PODGORICA – The new government in Montenegro has a lot of work to do and negotiations with the European Union should continue, said Tonino Picula European Parliament Rapporteur for Montenegro, Vijesti reported.
“I hope that the fact that the support that the EU enjoys among Montenegrin citizens is almost 70 per cent will be respected,” Picula stated.
As Picula pointed out, a positive attitude towards EU membership is the meeting point of different, even opposing political options in Montenegro.
He assessed that it was clear that strong political polarization had motivated a large number of citizens to exercise their right to vote.
“This polarization is best seen in the almost equal results of the two leading coalitions, but also in the results of some new political options, as well as in the failures of some political options,” Picula stated.

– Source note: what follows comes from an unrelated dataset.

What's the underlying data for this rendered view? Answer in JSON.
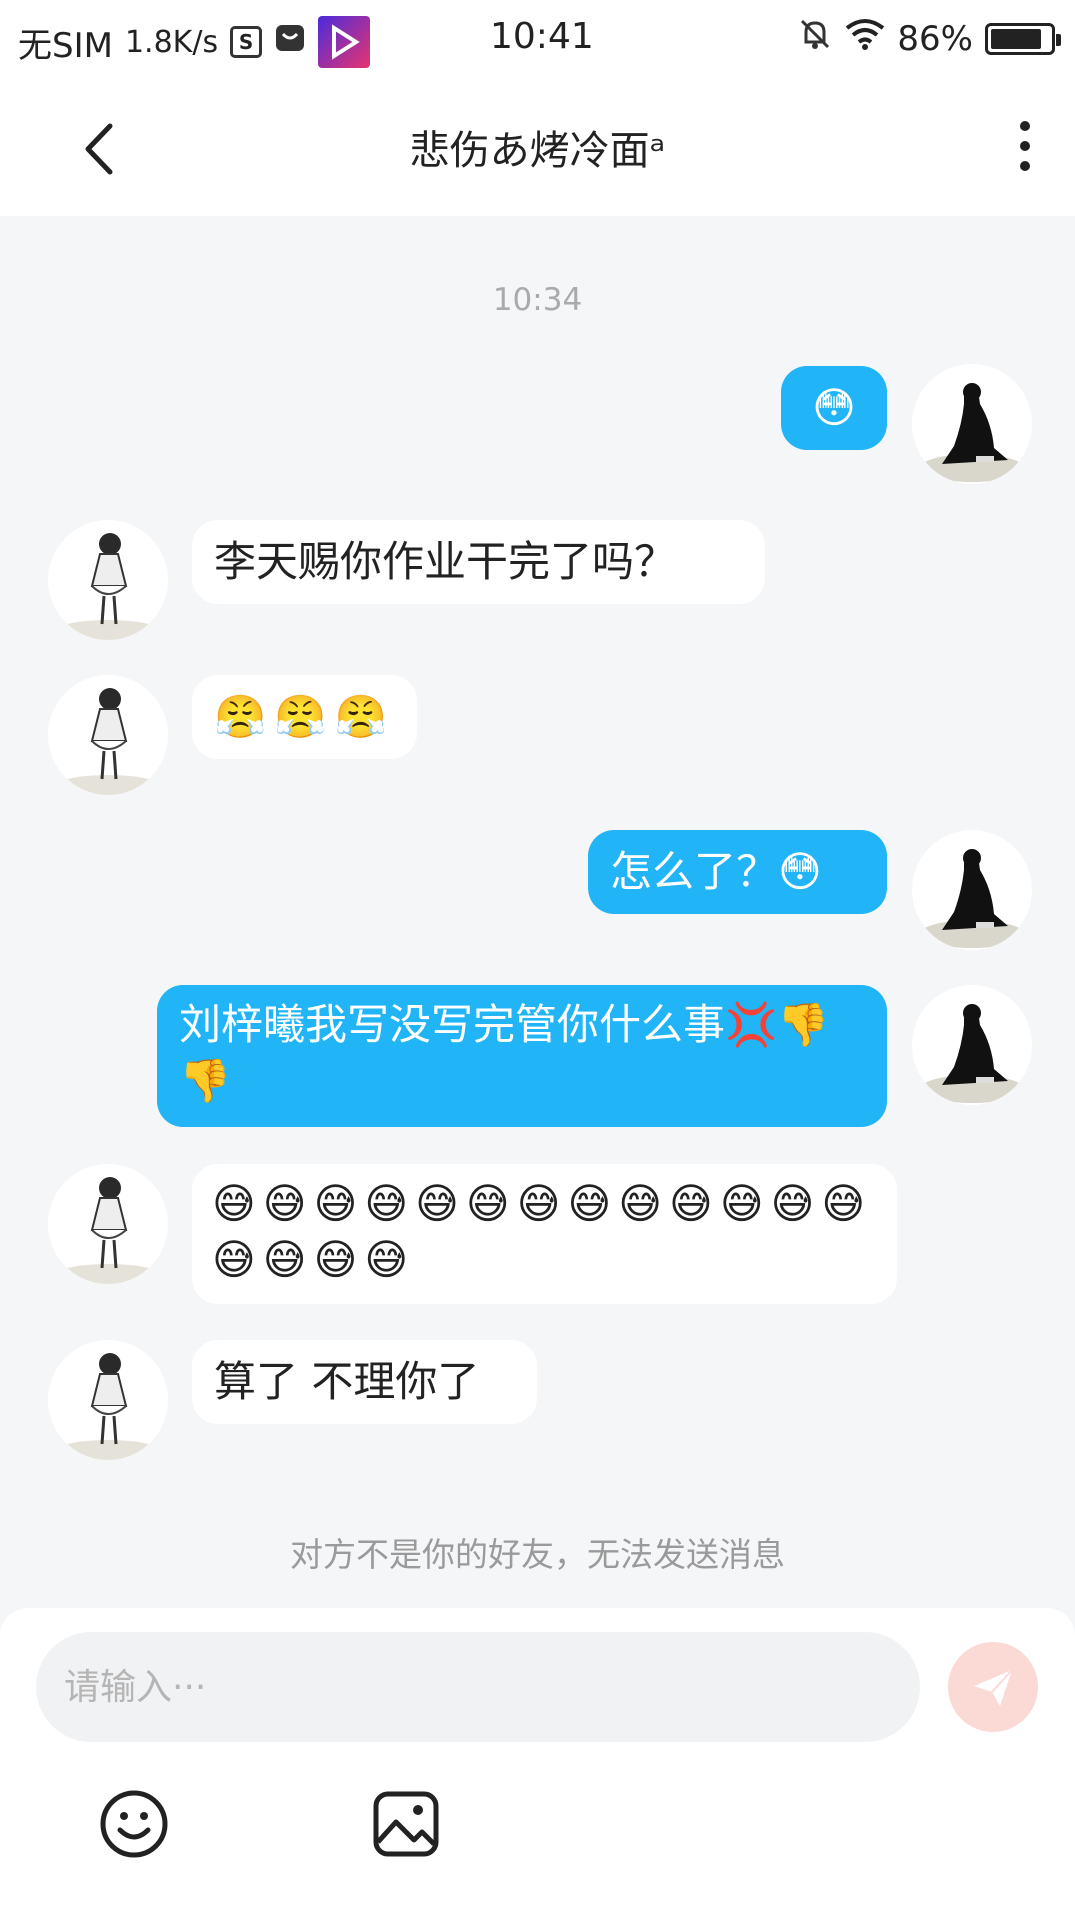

Picula said that a lot will depend on the post-election period and the process of forming the new parliament and the new government.

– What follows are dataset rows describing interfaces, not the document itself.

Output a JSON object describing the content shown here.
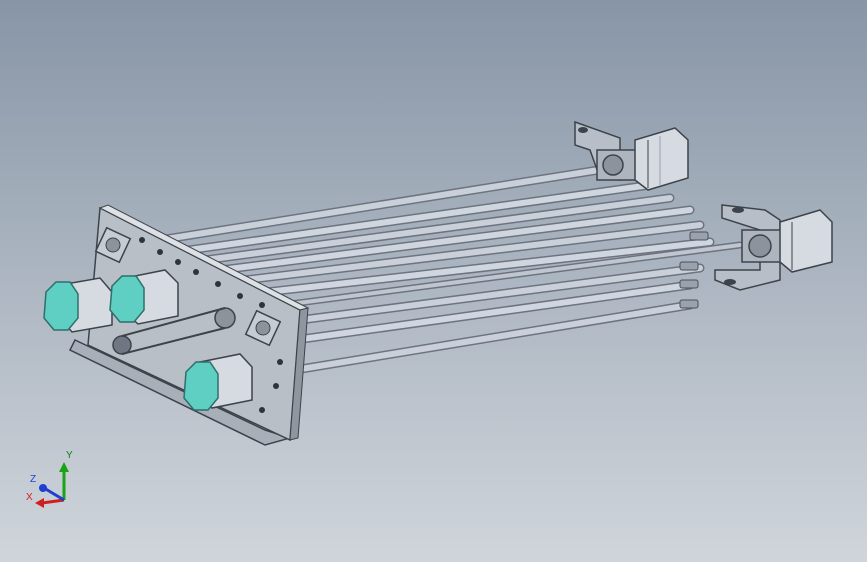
{
  "triad": {
    "x_label": "X",
    "y_label": "Y",
    "z_label": "Z",
    "x_color": "#d11f1f",
    "y_color": "#1aa31a",
    "z_color": "#1f3fd1"
  },
  "colors": {
    "background_top": "#8795a6",
    "background_bottom": "#d0d5db",
    "plate": "#b9bfc7",
    "rod": "#c9d0da",
    "motor_body": "#d6dbe2",
    "motor_cap": "#5fcfc4"
  }
}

He said that the support of the EU institution will depend on the realization of the quality and rhythm of the already undertaken obligations.
Picula underlined that the EU will clearly support the commitment to continue the reform processes in Montenegro, but also the commitment to the policy of regional cooperation.
Bilčik: EU strongly hopes that the new Government will keep on strategic focus Montenegro’s European future
Chair of the EU-Montenegro SAPC Vladimir Bilčik congratulated the citizens of Montenegro in a statement for turning out in large number to decide on their future and for casting their ballots in a peaceful manner.
He said that turnout to 76% of voters is historically impressive.
“We in the European Parliament have been following the pre-election cycle, the campaign and election day very closely and we will await the publication of the final, comprehensive report from OSCE/ODIHR’s election observation mission”, Bilčik told.
He estimated that yesterday citizens of Montenegro took part in one of the most important elections since the country’s independence in 2006, adding that in a tightly fought a democratic contest, the citizens have asked for political change.
“We therefore strongly hope that the new Parliament and new government will keep in strategic focus Montenegro’s European future and accelerate the corresponding reform process thereby demonstrating in political practice strong commitment to pro-European values”, he said.